Eva Cantarella and Pierre Judet de La Combe have, beyond the bonds of friendship, allowed me to remain in contact with Homer and the ancient world. And even though I have left academia, the ancient Greeks are still at the heart of my profession as an editor in Paris—in particular at Les Belles Lettres, with its emphasis on classical texts.
It is my great pleasure to thank the Center for Hellenic Studies for giving my book new life by including it among its prestigious catalogue. I owe a special debt to Gregory Nagy, whom I had the opportunity to meet in Paris in the early 1980s, when he came blowing a fresh wind, swirling and irresistible, among the students working with Jean-Pierre Vernant and Nicole Loraux on the Rue Monsieur-le-Prince,  challenging their certitudes with his deep knowledge of Homer and his impressive grasp of archaic poetry.
I am also deeply grateful for Richard P. Martin’s beautiful and generous Foreword. He deftly connects the book to contemporary issues by identifying my work as part of the history of structuralism, while at the same time highlighting the timeliness of the topics of emotion and gender, which were barely emerging at the time the book was first published.
I sincerely thank the talented Nicolas J. Snead, who has succeeded in converting my literary—rather than academic—style into beautiful English, and in subtly conveying the spirit of my essay.
My gratitude also goes to Jill Curry Robbins, whose patience and efficiency through the production process has been both enduring and reassuring; and to Noel Spencer, who will shepherd the electronic version of the book.

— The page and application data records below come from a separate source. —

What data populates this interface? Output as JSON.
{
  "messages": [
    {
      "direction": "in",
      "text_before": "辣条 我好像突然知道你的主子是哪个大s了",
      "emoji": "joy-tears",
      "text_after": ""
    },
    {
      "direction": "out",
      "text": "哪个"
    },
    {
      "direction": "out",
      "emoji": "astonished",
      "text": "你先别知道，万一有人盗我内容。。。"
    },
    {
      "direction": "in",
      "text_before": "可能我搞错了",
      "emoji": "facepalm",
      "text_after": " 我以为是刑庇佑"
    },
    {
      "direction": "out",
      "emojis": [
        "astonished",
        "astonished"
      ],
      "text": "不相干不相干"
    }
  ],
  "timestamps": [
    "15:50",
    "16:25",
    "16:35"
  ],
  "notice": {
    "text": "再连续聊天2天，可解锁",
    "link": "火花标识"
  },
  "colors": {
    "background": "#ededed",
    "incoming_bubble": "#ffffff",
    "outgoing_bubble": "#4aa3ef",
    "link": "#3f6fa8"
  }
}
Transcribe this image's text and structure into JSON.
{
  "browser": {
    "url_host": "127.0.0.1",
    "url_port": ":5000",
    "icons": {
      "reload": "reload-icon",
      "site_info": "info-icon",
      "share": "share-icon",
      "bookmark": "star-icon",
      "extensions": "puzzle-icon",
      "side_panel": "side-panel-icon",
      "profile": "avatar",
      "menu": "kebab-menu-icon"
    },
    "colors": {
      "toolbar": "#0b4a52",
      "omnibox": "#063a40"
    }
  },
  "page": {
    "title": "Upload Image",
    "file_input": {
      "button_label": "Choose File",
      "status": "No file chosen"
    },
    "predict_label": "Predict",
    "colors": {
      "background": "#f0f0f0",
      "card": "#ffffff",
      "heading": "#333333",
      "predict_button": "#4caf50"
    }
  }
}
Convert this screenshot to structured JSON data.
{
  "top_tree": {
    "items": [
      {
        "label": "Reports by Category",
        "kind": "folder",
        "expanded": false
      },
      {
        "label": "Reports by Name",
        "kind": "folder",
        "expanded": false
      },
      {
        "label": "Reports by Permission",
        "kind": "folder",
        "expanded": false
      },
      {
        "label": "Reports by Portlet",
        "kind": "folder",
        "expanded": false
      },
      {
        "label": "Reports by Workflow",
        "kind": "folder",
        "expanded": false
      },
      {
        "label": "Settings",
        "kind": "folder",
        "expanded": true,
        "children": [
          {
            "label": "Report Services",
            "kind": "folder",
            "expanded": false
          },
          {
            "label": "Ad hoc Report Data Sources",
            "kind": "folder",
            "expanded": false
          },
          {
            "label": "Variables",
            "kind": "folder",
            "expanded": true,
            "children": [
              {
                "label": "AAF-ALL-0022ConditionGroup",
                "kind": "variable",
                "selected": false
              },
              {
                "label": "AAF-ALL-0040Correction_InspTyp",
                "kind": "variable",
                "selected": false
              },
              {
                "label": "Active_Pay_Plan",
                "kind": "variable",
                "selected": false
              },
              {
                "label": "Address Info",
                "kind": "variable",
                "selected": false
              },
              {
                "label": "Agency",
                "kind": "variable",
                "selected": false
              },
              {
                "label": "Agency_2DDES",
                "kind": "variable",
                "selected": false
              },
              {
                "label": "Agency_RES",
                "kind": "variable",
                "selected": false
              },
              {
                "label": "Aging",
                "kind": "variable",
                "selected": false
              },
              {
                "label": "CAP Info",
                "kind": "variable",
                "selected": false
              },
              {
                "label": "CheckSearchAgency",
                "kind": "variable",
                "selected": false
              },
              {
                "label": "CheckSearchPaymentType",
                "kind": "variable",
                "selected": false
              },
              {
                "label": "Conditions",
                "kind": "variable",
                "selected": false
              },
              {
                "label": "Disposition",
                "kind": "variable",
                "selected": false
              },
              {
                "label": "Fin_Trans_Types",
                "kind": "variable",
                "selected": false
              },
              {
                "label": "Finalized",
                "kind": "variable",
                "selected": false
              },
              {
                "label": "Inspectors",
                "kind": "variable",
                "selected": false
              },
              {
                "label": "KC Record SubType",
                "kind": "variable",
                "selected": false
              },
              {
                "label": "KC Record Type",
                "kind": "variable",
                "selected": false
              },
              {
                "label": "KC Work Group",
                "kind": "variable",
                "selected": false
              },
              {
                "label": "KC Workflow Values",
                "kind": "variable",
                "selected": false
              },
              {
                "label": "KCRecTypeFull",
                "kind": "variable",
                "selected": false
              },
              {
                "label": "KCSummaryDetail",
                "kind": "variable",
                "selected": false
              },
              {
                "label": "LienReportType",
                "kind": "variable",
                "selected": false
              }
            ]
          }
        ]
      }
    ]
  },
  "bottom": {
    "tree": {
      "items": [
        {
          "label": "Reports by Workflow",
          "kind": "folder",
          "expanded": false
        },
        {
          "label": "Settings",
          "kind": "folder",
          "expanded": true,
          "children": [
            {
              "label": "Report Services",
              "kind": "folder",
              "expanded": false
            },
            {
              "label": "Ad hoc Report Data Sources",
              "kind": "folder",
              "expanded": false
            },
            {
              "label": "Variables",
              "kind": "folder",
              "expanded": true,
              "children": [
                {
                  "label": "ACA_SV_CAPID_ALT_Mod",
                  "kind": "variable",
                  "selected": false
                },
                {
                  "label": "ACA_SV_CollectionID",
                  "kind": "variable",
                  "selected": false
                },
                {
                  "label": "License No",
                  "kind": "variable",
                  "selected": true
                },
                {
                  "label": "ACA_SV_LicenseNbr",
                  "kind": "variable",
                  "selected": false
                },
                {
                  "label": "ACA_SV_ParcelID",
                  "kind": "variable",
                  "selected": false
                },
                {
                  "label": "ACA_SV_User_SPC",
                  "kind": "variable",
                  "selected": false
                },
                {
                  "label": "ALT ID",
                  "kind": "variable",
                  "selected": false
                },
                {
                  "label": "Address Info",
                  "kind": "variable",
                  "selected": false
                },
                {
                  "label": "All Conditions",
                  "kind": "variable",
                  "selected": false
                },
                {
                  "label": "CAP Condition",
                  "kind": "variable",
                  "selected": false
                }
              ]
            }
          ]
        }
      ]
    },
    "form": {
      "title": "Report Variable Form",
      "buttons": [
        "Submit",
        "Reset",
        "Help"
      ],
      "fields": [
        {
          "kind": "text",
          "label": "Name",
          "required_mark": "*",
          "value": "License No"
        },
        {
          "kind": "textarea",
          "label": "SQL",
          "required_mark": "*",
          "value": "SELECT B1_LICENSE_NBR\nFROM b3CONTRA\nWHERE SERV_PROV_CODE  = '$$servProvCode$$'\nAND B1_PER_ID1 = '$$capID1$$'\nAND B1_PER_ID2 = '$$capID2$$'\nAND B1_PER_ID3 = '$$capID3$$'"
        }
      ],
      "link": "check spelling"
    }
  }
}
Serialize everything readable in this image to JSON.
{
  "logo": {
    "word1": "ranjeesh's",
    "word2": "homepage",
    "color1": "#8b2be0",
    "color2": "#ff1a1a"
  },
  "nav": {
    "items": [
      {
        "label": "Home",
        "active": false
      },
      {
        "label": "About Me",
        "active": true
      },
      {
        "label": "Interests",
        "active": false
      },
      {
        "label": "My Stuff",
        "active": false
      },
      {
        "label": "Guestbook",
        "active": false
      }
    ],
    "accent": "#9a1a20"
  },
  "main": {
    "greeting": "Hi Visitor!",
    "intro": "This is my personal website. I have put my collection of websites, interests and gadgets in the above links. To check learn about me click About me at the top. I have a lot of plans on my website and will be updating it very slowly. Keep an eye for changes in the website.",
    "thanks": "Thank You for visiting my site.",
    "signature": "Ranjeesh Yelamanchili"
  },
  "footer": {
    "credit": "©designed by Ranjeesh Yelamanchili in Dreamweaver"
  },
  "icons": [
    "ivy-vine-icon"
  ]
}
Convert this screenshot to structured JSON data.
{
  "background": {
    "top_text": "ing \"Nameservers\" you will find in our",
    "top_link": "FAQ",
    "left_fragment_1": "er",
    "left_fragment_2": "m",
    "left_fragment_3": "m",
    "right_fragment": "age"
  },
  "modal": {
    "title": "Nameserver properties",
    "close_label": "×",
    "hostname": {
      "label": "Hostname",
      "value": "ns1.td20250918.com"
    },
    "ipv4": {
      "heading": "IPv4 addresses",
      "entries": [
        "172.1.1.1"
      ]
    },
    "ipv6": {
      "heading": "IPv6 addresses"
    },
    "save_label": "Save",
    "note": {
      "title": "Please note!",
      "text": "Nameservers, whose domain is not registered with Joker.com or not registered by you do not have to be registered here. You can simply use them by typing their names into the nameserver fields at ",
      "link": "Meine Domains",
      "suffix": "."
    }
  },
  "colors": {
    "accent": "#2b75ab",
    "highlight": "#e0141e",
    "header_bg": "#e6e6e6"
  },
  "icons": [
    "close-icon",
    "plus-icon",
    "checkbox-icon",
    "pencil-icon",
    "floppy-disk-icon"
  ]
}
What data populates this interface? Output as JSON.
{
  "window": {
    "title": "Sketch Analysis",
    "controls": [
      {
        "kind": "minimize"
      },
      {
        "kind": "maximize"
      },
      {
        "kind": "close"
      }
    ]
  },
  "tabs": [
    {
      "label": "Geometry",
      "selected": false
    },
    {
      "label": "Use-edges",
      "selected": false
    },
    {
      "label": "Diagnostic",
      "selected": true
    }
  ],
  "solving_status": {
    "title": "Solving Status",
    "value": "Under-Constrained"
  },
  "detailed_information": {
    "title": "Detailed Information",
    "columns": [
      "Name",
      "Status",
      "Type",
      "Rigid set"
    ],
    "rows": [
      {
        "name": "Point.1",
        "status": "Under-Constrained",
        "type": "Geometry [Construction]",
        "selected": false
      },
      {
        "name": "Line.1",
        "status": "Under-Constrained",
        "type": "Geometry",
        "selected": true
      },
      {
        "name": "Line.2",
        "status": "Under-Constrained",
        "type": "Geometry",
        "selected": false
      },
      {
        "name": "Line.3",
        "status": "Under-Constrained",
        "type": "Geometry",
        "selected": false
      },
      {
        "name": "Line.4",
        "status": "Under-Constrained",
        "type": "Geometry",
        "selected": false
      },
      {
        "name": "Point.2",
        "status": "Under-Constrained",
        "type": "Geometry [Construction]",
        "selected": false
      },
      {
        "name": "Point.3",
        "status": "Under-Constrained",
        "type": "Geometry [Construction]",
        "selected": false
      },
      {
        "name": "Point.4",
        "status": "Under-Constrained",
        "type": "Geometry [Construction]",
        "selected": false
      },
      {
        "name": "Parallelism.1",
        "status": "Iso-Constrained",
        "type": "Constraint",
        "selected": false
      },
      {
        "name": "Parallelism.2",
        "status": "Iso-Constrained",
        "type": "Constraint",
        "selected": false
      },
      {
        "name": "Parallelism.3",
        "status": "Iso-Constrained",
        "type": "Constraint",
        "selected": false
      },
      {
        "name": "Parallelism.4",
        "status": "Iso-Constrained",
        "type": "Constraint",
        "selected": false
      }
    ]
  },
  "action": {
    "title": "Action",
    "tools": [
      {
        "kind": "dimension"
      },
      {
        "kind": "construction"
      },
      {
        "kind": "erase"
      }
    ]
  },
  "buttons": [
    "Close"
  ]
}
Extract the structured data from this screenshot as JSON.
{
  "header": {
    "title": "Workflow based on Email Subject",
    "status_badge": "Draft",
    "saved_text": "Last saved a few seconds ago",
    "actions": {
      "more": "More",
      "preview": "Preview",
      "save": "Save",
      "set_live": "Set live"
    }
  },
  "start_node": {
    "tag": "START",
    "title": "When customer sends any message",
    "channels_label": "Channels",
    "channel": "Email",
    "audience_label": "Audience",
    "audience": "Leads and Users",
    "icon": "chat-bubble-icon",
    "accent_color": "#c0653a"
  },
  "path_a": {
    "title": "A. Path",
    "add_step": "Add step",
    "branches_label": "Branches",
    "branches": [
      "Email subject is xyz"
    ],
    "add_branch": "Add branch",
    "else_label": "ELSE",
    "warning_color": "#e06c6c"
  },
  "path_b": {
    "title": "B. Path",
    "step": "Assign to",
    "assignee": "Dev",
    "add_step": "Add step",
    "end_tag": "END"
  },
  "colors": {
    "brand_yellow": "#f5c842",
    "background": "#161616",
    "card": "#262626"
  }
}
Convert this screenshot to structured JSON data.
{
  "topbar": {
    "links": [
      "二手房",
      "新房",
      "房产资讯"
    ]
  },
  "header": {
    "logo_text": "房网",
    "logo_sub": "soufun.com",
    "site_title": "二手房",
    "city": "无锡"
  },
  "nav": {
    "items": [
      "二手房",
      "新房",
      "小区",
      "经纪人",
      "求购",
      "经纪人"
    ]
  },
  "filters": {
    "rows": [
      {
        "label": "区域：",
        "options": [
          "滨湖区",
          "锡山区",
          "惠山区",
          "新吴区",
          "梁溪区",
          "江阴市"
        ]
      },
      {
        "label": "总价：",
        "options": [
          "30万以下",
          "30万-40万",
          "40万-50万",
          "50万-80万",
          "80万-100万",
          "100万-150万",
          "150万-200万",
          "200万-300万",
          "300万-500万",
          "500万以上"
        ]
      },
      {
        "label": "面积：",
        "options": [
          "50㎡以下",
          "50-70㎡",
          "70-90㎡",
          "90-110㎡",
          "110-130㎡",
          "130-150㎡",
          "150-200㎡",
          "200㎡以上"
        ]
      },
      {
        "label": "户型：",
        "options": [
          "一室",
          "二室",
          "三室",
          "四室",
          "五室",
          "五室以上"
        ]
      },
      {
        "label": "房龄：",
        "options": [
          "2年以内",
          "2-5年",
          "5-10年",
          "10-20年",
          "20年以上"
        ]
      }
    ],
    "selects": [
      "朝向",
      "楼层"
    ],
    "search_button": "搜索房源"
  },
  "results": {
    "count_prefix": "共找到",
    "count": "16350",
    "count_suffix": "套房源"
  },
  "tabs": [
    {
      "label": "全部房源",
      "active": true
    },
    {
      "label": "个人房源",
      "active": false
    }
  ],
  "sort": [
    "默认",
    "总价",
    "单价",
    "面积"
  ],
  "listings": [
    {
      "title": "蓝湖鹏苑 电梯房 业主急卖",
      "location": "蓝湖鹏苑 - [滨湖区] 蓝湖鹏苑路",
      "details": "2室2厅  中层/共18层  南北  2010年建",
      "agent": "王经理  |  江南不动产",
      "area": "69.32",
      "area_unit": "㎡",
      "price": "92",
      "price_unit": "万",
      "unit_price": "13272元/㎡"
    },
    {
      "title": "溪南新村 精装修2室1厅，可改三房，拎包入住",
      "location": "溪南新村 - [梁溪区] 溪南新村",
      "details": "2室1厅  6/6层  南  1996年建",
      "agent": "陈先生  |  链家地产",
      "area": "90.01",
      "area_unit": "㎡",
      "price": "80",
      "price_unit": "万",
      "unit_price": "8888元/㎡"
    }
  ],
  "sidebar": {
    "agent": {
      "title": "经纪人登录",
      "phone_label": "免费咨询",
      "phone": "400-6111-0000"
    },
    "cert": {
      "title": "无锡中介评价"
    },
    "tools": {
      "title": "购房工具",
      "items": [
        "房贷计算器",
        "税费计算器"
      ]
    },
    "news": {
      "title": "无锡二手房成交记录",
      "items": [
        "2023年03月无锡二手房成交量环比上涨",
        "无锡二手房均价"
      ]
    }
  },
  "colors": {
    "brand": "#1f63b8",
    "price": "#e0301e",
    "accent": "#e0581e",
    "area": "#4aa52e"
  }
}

The American journey of The Tears of Achilles has benefited from the efficient and invaluable help of my friends Susan Rubin Suleiman, professor of French literature and comparative literature at Harvard University, and Astrid von Busekist, professor of political theory at Sciences Po Paris.
Finally, my affectionate thoughts go to a loyal friend and fellow student of Nicole Loraux, Ioanna Papadopoulou, who has put her exceptional weaving skills into motion, patiently creating a bond between my book and the Center for Hellenic Studies.
In 1984, I dedicated Les Larmes d’Achille to my parents. Today, thanks to the new life provided by the Center for Hellenic Studies, I am happy to offer The Tears of Achilles to Christophe, my husband, and our two children, Noémie and Emmanuel. They are “my sweet light.”
Paris, March 2017
[ back ] 1. Les larmes d’Achille. Le héros, la femme et la souffrance dans la poésie d’Homère, published in the series “L’aventure humaine” (Paris: Albin Michel, 1984), with a foreword by Pierre Vidal-Naquet; also reprinted in paperback by Editions du Félin (Paris, 2010).
[ back ] 2. Also published as The Children of Athena. Athenian Ideas about Citizenship and the Division between the Sexes (Princeton, 1993).
[ back ] 3. Also published as The Experiences of Tiresias (Princeton, 1995; reprinted 2014).
[ back ] 4. The address of the Center for Comparative Research on Ancient Societies (Centre de recherches comparées sur les sociétés anciennes, CNRS/EHESS).